Valentine's Day

Sam Bee asks: Does anybody actually like Valentine's Day?

Samantha Bee does not heart Valentine's Day, but she's a fan of the sentiment behind it -- every day of the year.

Red heart on pedestal stuck with arrows, Feb 13, p112

Photo by Dan Saelinger/Trunk Archive

Look at you, Lady Jane, you made it all the way to February! You survived the Three-Month-Long Eternity of Holiday Season without incident. You totally rocked that capelet that may have confused your husband but everyone else at the New Year’s Eve party loved. You discovered so many new and creative ways to repurpose cranberry sauce that Martha Stewart should personally come to your house and give you a shoulder rub and a high-five. You know what? You’re a warrior! Oh sure, you’ve already made and broken up to three heartfelt New Year’s resolutions (who needs them?), and your brand new gym membership card is already dusty from underuse (I love you just the way you are), but you did it! You’re done. Time to dust yourself off and coast all the way to spring, with nary a bump in the road.

But hey, wait a second. Record scratch. Why is my local drugstore replacing all of that defunct holiday cheer with chubby angel babies and synthetic roses? Why are all the candy-coated chocolates suddenly Pepto-Bismol pink? Why do I feel like any minute now my six-year-old is going to come home with that huge “art project” that will eventually find me alone in the kitchen at midnight, slaving over tiny fondant hearts and sprinkling edible glitter on cupcakes for all 32 children in her class? Oh, right. Valentine’s Day. Woo-hoo.

Question: Does anybody actually like Valentine’s Day? Anyone? Hands up if you care about Valentine’s Day. I mean, is this really still a thing? And is there any way we could consider uniting as a nation to abolish it? I only ask because when I interrogated my friends, family and husband on the subject, Valentine’s Day received a resounding thumbs down pretty much across the board. In fact, the only people who seem excited about it are the six-year-olds, and the only reason they care is that it comforts them to know there’s yet another chocolate-based occasion on the calendar.

My husband and I are old school about Valentine’s Day. In fact, we’re so old school, we predate the existence of Valentine’s Day altogether.

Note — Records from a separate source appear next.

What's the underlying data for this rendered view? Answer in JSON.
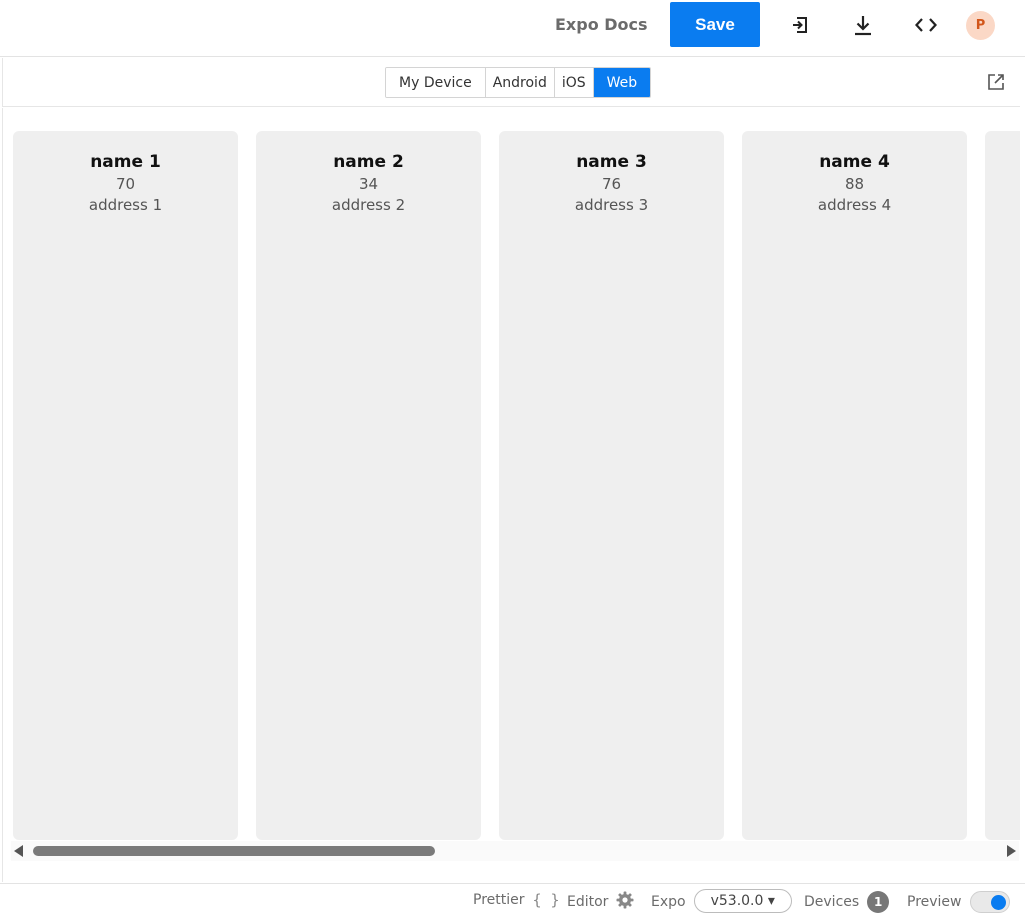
{
  "header": {
    "docs_link": "Expo Docs",
    "save_label": "Save",
    "avatar_initial": "P",
    "icons": [
      "login-icon",
      "download-icon",
      "embed-code-icon"
    ]
  },
  "preview": {
    "tabs": [
      {
        "label": "My Device",
        "active": false
      },
      {
        "label": "Android",
        "active": false
      },
      {
        "label": "iOS",
        "active": false
      },
      {
        "label": "Web",
        "active": true
      }
    ],
    "popout_icon": "external-link-icon"
  },
  "cards": [
    {
      "name": "name 1",
      "age": "70",
      "address": "address 1"
    },
    {
      "name": "name 2",
      "age": "34",
      "address": "address 2"
    },
    {
      "name": "name 3",
      "age": "76",
      "address": "address 3"
    },
    {
      "name": "name 4",
      "age": "88",
      "address": "address 4"
    }
  ],
  "footer": {
    "prettier_label": "Prettier",
    "prettier_icon": "{ }",
    "editor_label": "Editor",
    "expo_label": "Expo",
    "sdk_version": "v53.0.0 ▾",
    "devices_label": "Devices",
    "devices_count": "1",
    "preview_label": "Preview",
    "preview_enabled": true
  },
  "colors": {
    "accent": "#0a7cf0",
    "card_bg": "#efefef",
    "avatar_bg": "#fbd8c6",
    "avatar_fg": "#d2561a"
  }
}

I’m not saying we live like 13th-century serfs or anything, but then again, I’m not not saying it either. On the morning of February 14, we will get up, do all of our raising-children chores, go to work, work hard, come home, work even harder, do our evening set of raising-children chores and later pass out in front of the TV with Cheerios in our hair like any other loving couple with three young kids on any other day. So in a way we do have our own tradition—except in our case it’s called Business As Usual. So romantic.

Maybe it’s because my husband and I come from a long tradition of waitering and working in the service industry, and although the sight of Cupid and a million red hearts may set someone else’s heart aflame, for us, it just kindles terrible memories of forced affection and elbow fights at crowded bread stations.

Not that I don’t support other people’s efforts to express themselves in a loving manner; I’m not made of stone. I think what I’m more supportive of, though, is expressing yourself in this way all the time.

Wouldn’t it be great if we never had to feel this way ever again: “I wish I had just told this person how I felt about them” or “I wish my last words to that person had been loving and kind”? I mean, wouldn’t that be cause enough for celebration?

My point is that maybe instead of shoehorning our overblown expectations of romance into Valentine’s Day, we could dedicate ourselves to the idea that good things should never be left unsaid. Maybe for the whole month of February! Or every day. No quid pro quo. No gift giving necessary. No flowers. No chocolate-covered cherries, ever!

So when the time is right to tell someone you love them and cherish them, or you even just like them, and wish you could be friends, or you think they are quite fabulous? It’s right now. Do it!

Let’s leave Valentine’s Day for the newbies, people. It’s too hard to get a reservation, and besides, you just know that hollandaise sauce has been sitting around in a chafing dish a tad too long in your restaurant of choice. Ditch the scratchy red-bra-and-panty combos and join me.

Speaking of which, did I happen to mention that I think you’re quite fabulous? Oh, I did? Well, anyway, it bears repeating.